------ DATA SUPPLIED ------
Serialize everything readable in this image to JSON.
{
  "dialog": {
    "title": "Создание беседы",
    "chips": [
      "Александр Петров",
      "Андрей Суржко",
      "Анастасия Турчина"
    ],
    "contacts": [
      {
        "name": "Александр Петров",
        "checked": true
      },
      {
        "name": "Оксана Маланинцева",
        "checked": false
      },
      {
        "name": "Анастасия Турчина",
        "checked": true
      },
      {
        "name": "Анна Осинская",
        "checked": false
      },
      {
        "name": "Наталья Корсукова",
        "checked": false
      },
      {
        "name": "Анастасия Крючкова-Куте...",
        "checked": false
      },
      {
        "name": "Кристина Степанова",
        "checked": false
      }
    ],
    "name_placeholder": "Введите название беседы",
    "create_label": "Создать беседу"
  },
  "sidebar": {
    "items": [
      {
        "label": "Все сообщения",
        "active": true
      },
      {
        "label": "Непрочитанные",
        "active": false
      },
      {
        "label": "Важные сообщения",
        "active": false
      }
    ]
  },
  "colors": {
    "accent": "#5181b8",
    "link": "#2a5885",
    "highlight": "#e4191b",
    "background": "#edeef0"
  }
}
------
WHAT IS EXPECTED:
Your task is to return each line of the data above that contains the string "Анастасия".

EXERCISE ANSWER:
      "Анастасия Турчина"
        "name": "Анастасия Турчина",
        "name": "Анастасия Крючкова-Куте...",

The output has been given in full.